Negro Bar, a California lakeside recreation spot, may get a new name

Culminating four years of public outreach, state officials on Friday will again consider a name change for Negro Bar, a historic day-use area of Folsom Lake State Recreation Area.

The name of the area on the southern bank of the American River has drawn controversy for years, eliciting online petitions, scathing social media comments and calls for political action.

The California State Park and Recreation Commission is holding its Friday public meeting to consider a staff recommendation in favor of the name change and public process to find a new name, as well as a larger, historical research project to “develop a more robust, engaged, and inclusive interpretation and education program” at the recreation area.

“Over the years, an array of stakeholders has discussed this specific facility name and suggested to both change and/or retain the name,” according to the meeting agenda from the commission’s upcoming quarterly meeting. “Those in support of change, naming ‘Negro’ as a dated, derogatory term, and others in opposition, concerned with the potential loss of recognition the name provides to African American presence and participation in the California Gold Rush in this area.”

The day-use area contains three group campsites, a network of trails and facilities including a paddle sports concession, and a training center for junior lifeguards.

The name, which appears on maps and marketing materials for the predominantly white Folsom neighborhood, was chosen to commemorate the Black gold miners of the 1849 California Gold Rush. It first appeared in a newspaper article in 1850, with a nearby townsite called “Negro Bar” counting about 600 residents the same year, according to the U.S. census. That site is now the location of the city’s solid waste plant.

But the name was alternately referred to by a racist term for decades, including in The Chronicle and other newspapers, before the federal government in 1960 issued a requirement for the U.S. Board on Geographic Names to change all uses of the offensive term to “Negro” on federal maps.

An online petition started in 2018 by Phaedra Jones, an Uber Eats driver from Stockton, urging the name change for Negro Bar has secured about 68,000 signatures to date.

State officials are again considering a name change for Negro Bar, a historic area of Folsom Lake State Recreation Area.

California Department of Parks and Recreation

“When I saw that sign, I immediately felt uncomfortable, my stomach started hurting, I rolled up my windows and made sure I looked in my mirrors every 10 seconds,” said Jones, who first encountered the name while on a delivery. “I couldn’t wait to find the nearest freeway out of that town.”

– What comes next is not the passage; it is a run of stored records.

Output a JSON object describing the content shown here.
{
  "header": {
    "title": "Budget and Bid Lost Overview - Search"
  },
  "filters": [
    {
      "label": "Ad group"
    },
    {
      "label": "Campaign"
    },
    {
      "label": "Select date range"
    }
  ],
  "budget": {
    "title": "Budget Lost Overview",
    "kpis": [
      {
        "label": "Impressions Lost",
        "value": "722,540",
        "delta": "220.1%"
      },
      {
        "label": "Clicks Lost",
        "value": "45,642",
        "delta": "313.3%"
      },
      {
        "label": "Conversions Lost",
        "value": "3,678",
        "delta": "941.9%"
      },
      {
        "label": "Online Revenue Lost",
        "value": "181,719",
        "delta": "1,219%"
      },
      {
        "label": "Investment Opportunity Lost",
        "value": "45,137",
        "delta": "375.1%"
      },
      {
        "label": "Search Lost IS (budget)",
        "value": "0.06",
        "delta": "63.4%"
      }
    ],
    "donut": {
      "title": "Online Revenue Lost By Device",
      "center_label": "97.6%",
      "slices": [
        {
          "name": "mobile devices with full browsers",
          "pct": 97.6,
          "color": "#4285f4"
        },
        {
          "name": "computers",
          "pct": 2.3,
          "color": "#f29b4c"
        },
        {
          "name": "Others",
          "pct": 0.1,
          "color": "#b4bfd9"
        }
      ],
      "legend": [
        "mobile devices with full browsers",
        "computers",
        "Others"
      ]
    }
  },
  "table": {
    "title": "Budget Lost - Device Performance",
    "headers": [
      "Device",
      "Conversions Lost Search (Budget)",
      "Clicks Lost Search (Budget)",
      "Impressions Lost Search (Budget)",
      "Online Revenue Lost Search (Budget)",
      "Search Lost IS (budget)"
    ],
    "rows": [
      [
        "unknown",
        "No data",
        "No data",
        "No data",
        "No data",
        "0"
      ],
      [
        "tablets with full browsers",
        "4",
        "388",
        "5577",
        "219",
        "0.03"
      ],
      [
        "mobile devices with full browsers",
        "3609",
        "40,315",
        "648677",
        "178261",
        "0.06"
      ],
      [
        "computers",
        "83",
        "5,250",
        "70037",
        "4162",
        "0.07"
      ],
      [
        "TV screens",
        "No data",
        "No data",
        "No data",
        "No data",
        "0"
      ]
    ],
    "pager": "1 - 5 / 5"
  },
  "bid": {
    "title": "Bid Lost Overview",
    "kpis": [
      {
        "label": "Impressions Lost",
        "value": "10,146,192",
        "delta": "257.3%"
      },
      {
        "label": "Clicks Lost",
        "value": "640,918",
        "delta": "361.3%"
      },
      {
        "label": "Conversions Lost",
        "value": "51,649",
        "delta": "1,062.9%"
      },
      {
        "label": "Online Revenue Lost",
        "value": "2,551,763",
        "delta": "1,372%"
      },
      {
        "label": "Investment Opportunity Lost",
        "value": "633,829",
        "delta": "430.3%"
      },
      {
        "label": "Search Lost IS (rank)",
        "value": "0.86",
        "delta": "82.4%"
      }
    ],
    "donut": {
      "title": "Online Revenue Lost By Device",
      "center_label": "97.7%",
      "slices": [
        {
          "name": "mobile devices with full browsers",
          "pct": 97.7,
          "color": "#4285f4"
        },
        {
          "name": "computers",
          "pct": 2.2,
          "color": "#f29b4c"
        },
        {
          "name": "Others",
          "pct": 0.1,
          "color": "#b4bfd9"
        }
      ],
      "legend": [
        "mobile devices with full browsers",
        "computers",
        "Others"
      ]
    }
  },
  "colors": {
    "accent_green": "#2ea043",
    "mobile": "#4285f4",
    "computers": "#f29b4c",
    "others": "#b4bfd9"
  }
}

Since then, parks officials say they have conducted “numerous outreach efforts,” listening sessions and meetings aimed at settling the name issue, including gathering potential new name suggestions, and “addressing concerns about negatively impacting recognition of African American history at the site.”

State parks officials accelerated renaming efforts in 2020 amid the fervor of the Black Lives Matter movement. Friday’s meeting, which is scheduled to take place at the Four Points by Sheraton at the Sacramento International Airport, is open via website link to members of the public who preregister.

If the name change is approved, the first step would be for Alexandra Stehl, the deputy director for strategic planning and recreational services for state parks, to temporarily change the name to Black Miners Bar Day-Use Area. That would be followed by a research and community outreach campaign “to identify the most appropriate, accurate and applicable long-term name for this facility.”

A day after the state commission meeting, a Saturday Juneteenth celebration at Negro Bar will feature vendors, live music and educational sessions.

Aidin Vaziri (he/him) is a San Francisco Chronicle staff writer. Email: [email protected]